> _TASK DATA_:

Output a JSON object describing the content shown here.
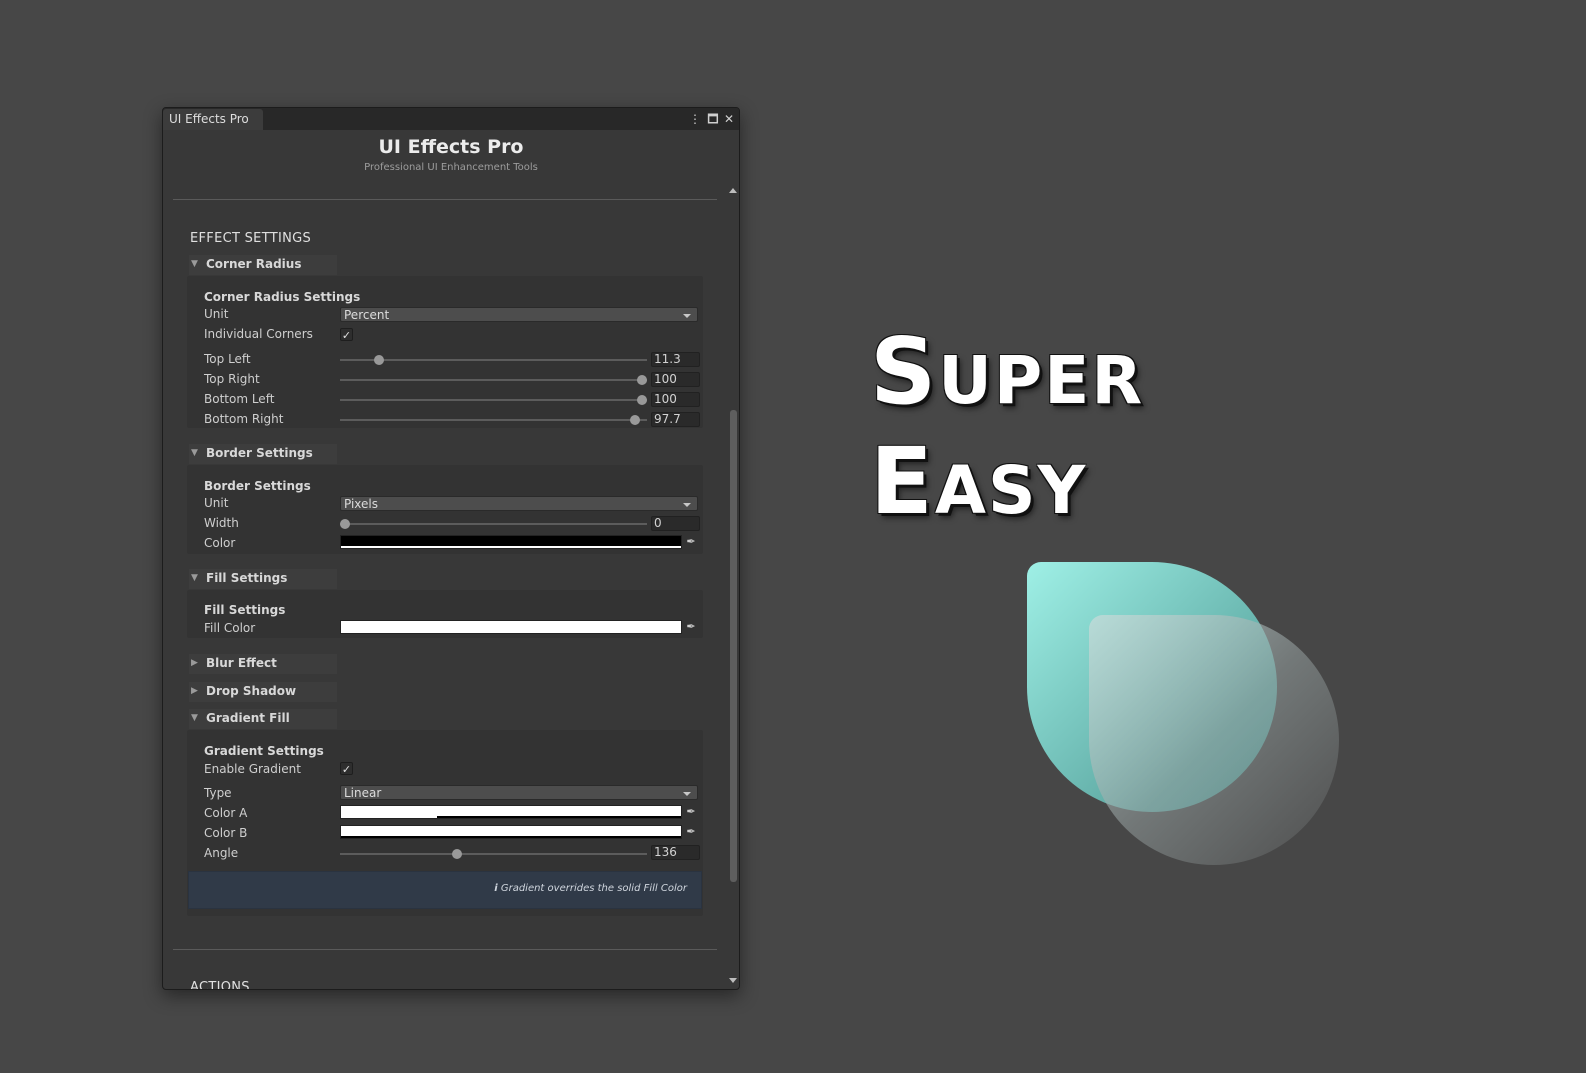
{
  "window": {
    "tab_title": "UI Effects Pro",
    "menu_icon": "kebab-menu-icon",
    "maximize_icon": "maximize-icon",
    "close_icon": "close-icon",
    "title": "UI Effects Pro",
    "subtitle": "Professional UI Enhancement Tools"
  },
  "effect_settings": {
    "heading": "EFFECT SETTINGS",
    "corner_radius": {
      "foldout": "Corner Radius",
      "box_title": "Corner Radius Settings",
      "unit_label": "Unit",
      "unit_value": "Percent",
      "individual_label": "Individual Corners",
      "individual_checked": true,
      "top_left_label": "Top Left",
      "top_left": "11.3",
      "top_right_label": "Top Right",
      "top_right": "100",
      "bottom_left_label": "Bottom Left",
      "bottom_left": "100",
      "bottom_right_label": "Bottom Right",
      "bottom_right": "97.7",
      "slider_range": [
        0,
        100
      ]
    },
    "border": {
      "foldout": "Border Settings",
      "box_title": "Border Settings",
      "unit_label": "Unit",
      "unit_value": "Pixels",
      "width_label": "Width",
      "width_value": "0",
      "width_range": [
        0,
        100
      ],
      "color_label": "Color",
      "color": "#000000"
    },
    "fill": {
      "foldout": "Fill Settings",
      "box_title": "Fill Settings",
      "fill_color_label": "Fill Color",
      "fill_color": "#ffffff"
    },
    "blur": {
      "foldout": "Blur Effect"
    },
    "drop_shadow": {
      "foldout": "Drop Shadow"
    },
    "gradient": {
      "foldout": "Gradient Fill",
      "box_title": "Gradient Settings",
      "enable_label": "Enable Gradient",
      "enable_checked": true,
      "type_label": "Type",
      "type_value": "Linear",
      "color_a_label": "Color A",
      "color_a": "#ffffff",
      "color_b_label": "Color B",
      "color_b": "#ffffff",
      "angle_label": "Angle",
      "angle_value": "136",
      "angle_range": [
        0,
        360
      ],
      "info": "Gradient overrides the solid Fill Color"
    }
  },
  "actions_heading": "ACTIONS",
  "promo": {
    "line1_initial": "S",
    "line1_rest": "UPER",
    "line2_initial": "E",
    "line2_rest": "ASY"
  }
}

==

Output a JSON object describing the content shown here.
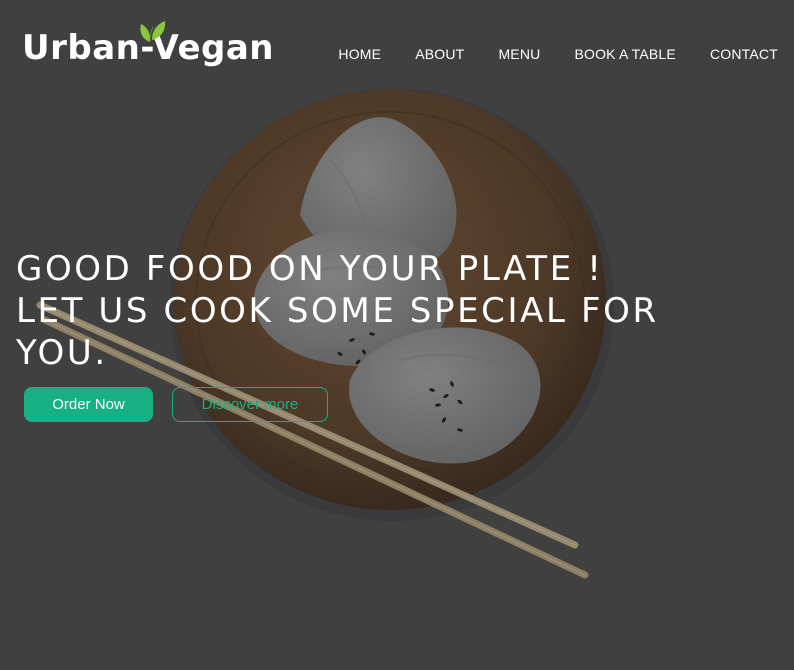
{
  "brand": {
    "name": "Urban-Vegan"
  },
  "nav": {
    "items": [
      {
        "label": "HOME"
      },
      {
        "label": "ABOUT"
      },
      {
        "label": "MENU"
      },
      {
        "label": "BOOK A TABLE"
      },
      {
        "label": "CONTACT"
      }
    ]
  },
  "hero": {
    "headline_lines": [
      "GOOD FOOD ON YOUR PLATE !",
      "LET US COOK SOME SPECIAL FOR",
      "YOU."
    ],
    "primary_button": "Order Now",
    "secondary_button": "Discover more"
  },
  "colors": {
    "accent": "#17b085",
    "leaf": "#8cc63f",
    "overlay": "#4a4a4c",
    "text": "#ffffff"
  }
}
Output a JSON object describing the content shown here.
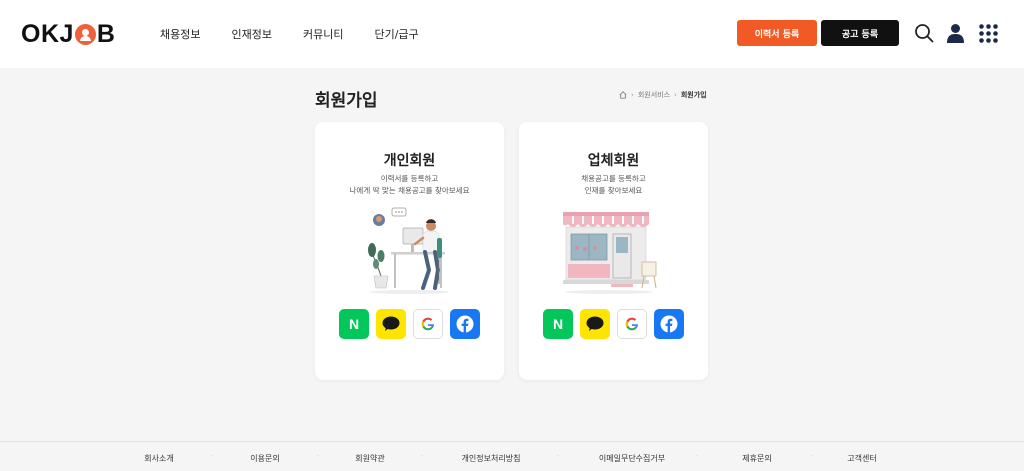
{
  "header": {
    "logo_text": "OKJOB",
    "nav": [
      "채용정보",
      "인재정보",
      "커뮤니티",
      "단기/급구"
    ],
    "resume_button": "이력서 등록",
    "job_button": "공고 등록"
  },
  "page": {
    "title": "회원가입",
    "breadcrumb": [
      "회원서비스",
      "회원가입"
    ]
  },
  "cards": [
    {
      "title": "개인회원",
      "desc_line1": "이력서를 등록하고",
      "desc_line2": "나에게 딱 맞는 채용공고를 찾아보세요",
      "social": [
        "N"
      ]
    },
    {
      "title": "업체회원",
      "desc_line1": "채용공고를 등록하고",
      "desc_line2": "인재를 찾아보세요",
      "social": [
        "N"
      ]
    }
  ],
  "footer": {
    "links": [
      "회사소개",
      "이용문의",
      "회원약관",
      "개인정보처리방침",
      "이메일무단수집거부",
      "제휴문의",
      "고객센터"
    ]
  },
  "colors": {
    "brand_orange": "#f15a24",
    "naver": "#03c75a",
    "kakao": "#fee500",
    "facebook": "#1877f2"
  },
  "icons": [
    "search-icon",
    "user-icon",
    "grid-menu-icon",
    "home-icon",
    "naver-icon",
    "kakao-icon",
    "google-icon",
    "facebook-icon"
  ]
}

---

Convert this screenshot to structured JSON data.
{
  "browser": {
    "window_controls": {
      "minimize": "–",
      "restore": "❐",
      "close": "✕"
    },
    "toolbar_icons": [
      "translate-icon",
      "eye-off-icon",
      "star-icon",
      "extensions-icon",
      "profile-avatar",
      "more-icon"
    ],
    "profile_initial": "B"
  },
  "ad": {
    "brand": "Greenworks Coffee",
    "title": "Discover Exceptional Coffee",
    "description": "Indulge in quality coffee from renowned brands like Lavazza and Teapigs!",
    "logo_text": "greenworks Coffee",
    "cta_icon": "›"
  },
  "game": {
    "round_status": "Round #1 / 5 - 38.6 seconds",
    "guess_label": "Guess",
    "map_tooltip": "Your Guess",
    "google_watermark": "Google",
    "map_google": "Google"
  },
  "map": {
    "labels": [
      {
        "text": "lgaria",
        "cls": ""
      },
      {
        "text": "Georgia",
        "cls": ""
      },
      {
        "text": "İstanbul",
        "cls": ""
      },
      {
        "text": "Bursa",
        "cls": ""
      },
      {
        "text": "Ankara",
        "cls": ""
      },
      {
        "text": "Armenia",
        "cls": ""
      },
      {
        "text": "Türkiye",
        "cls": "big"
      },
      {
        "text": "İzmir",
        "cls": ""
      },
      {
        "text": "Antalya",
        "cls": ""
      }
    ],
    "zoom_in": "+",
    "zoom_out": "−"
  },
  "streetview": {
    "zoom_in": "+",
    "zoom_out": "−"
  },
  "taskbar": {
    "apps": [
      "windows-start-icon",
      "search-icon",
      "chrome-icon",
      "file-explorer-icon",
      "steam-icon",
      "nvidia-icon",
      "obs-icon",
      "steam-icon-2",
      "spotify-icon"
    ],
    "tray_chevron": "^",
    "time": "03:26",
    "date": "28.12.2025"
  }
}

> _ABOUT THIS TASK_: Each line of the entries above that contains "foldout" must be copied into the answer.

> _SOLUTION_:
      "foldout": "Corner Radius",
      "foldout": "Border Settings",
      "foldout": "Fill Settings",
      "foldout": "Blur Effect"
      "foldout": "Drop Shadow"
      "foldout": "Gradient Fill",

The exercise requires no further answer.